D.C.,First Union reach accordThe District of Columbia...


June 19, 1993

D.C.,First Union reach accord

The District of Columbia dropped its opposition yesterday to First Union Corp.'s proposed purchase of First American Bank after First Union agreed to invest $200 million in poor neighborhoods over 20 years.

First Union also agreed to add two members of minority groups or women to its board for its operations in Washington.

Insituform East expects loss

Insituform East Inc., a pipeline repair company in Landover, said it expects to post a loss in its fourth quarter related to the discontinuation of its cement mortar lining service. The company earned $755,017, or 17 cents a share, in its 1992 fiscal year, which ended June 30.

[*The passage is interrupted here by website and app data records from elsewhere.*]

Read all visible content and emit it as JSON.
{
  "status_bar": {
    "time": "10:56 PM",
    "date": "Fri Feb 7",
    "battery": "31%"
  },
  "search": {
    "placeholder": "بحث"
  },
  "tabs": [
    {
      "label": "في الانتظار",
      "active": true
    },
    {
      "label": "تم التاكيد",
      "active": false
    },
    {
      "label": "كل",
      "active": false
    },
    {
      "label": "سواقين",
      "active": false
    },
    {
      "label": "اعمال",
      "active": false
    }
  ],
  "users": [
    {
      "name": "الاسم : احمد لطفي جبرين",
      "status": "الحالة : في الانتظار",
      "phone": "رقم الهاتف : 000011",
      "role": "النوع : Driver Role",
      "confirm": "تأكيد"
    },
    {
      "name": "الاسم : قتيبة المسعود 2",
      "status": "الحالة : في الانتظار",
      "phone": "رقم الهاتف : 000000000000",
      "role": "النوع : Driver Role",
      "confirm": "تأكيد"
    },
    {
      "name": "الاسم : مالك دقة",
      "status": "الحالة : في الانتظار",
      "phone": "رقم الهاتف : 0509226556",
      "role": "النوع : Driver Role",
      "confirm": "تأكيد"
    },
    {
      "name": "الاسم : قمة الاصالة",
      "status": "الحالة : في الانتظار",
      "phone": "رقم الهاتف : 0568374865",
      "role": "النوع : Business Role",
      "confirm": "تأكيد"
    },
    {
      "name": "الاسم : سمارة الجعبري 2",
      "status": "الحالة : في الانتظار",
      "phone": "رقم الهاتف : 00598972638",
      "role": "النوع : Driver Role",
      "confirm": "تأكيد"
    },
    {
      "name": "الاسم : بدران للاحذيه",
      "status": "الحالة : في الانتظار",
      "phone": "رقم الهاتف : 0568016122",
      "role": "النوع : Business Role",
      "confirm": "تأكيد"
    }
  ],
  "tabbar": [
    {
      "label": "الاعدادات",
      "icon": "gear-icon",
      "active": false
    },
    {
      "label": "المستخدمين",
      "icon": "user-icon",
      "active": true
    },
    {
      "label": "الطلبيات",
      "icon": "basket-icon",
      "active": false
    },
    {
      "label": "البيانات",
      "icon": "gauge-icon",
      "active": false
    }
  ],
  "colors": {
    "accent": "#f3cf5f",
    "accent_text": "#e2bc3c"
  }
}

Sparrows Point meets standards

Bethlehem Steel Corp.'s Sparrows Point steel mill has been certified as one of the few steel plants to comply with a set of rigorous international standards that are important in foreign trade.

Known as the ISO 9000 series, the standards have been `D adopted by the European Community.

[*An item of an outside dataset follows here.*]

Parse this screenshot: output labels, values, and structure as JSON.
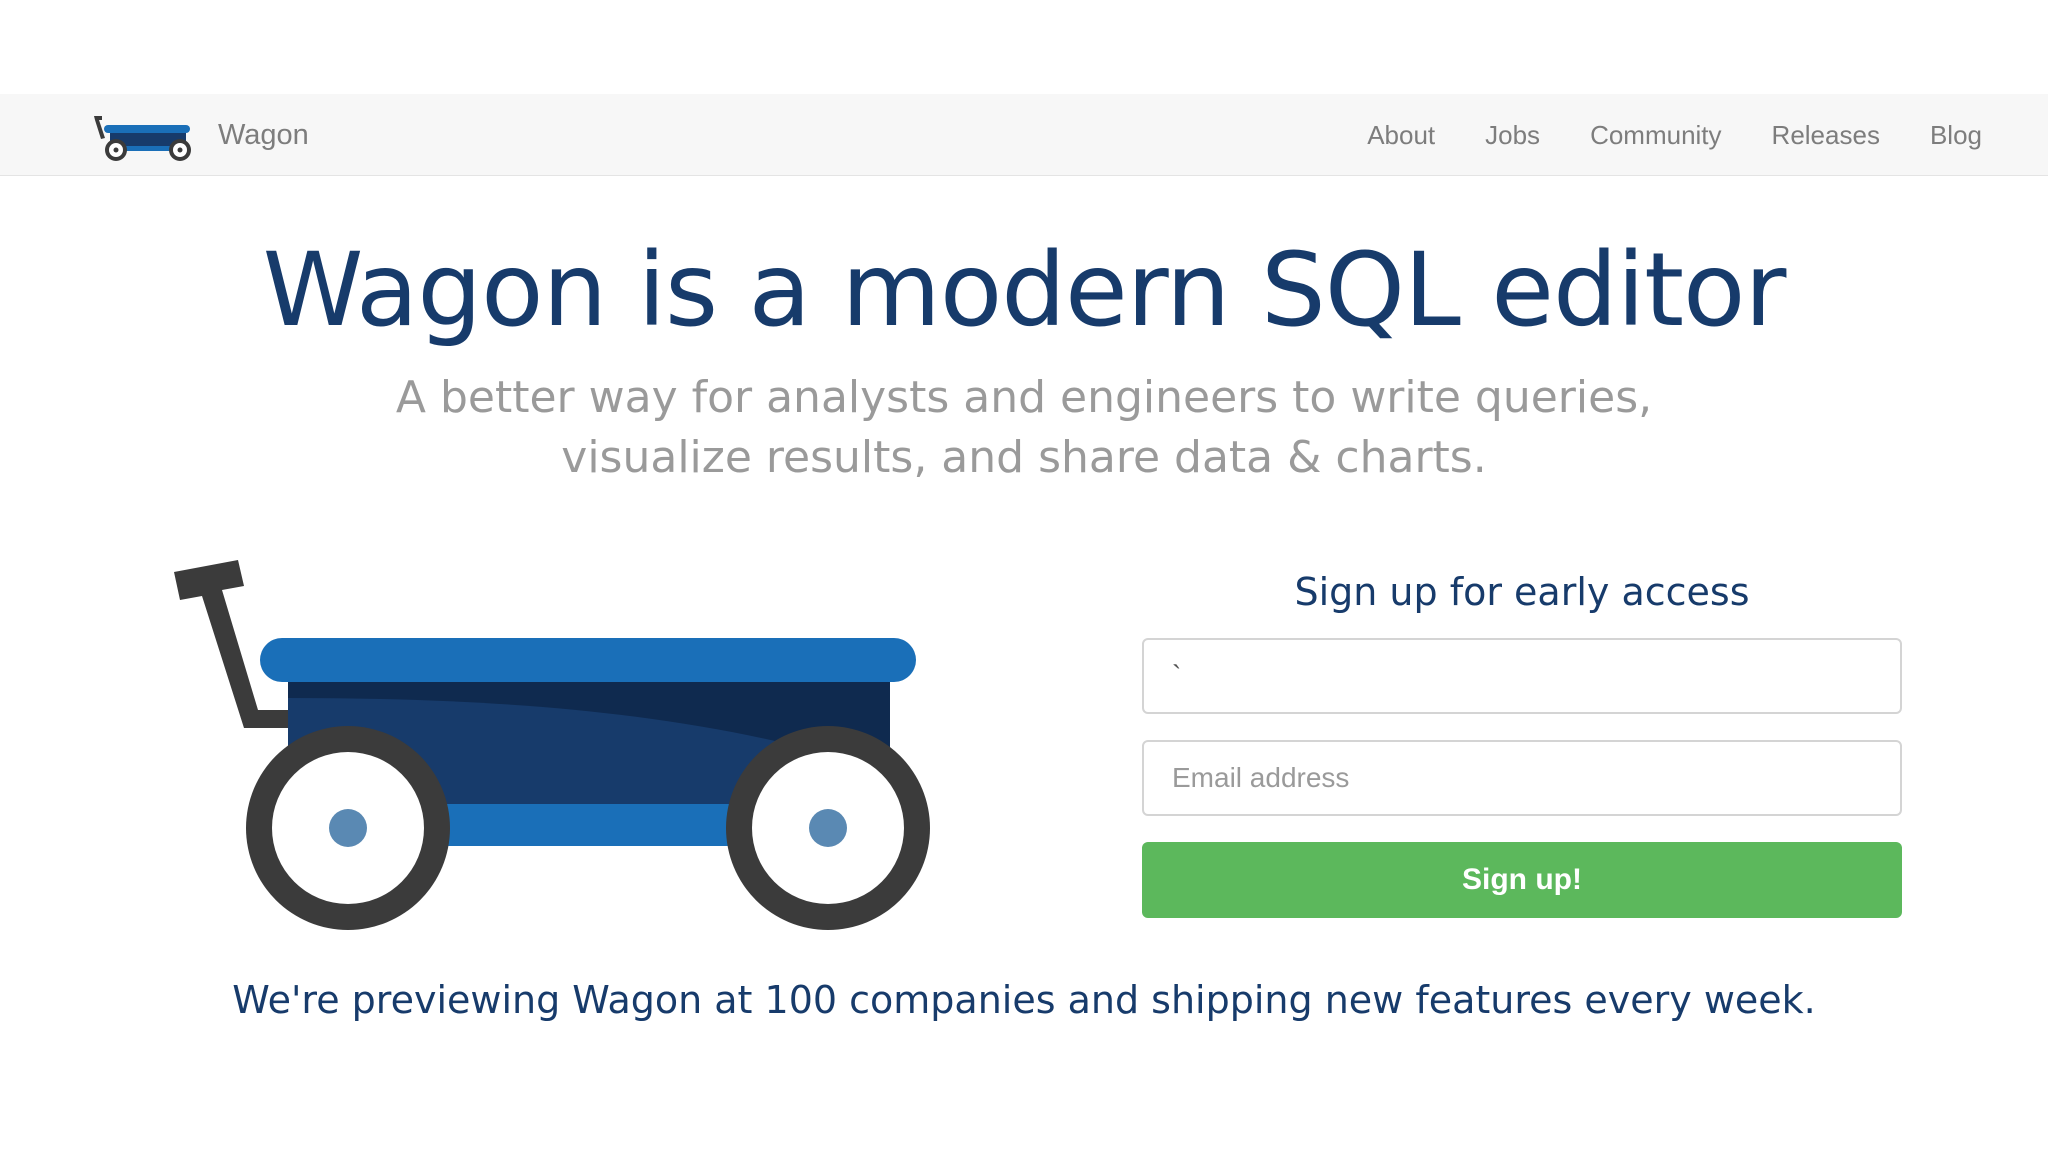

Md. bank merger is planned

Sandy Spring Bancorp said it agreed to buy First Montgomery Bank, based in Gaithersburg, for an exchange of stock worth about $1.9 million. Sandy Spring, with nine offices of its Sandy Spring National Bank unit in Montgomery County and two in Howard County, has $640 million in assets. First Montgomery has $38 million in assets, and two branches in Montgomery County.

SSC generates $9 million for Md.

Businesses and universities in Maryland have received nearly $9.3 million in contracts and research grants related to the Superconducting Super Collider (SSC) project being constructed near Dallas. President Clinton recently announced his support for continued funding of the project.

Nationally, contracts totaling more than $1.5 billion have been awarded to businesses and institutions in 48 states. The $8.25 billion particle accelerator, 54 miles long and occupying over 16,000 acres, is being constructed 35 miles south of Dallas and is 20 percent complete.

Cablevision resists new fees

Cablevision Systems Corp., the nation's fourth-largest cable operator, said yesterday that 37 broadcasters had asked it for payment under the nation's new cable law but that it proposes to give them a service package instead.

Under the new cable law, broadcast stations for the first time may demand payment to have their signals resent on cable. Thursday was the deadline for such demands.


Baltimore Sun Articles
Please note the green-lined linked article text has been applied commercially without any involvement from our newsroom editors, reporters or any other editorial staff.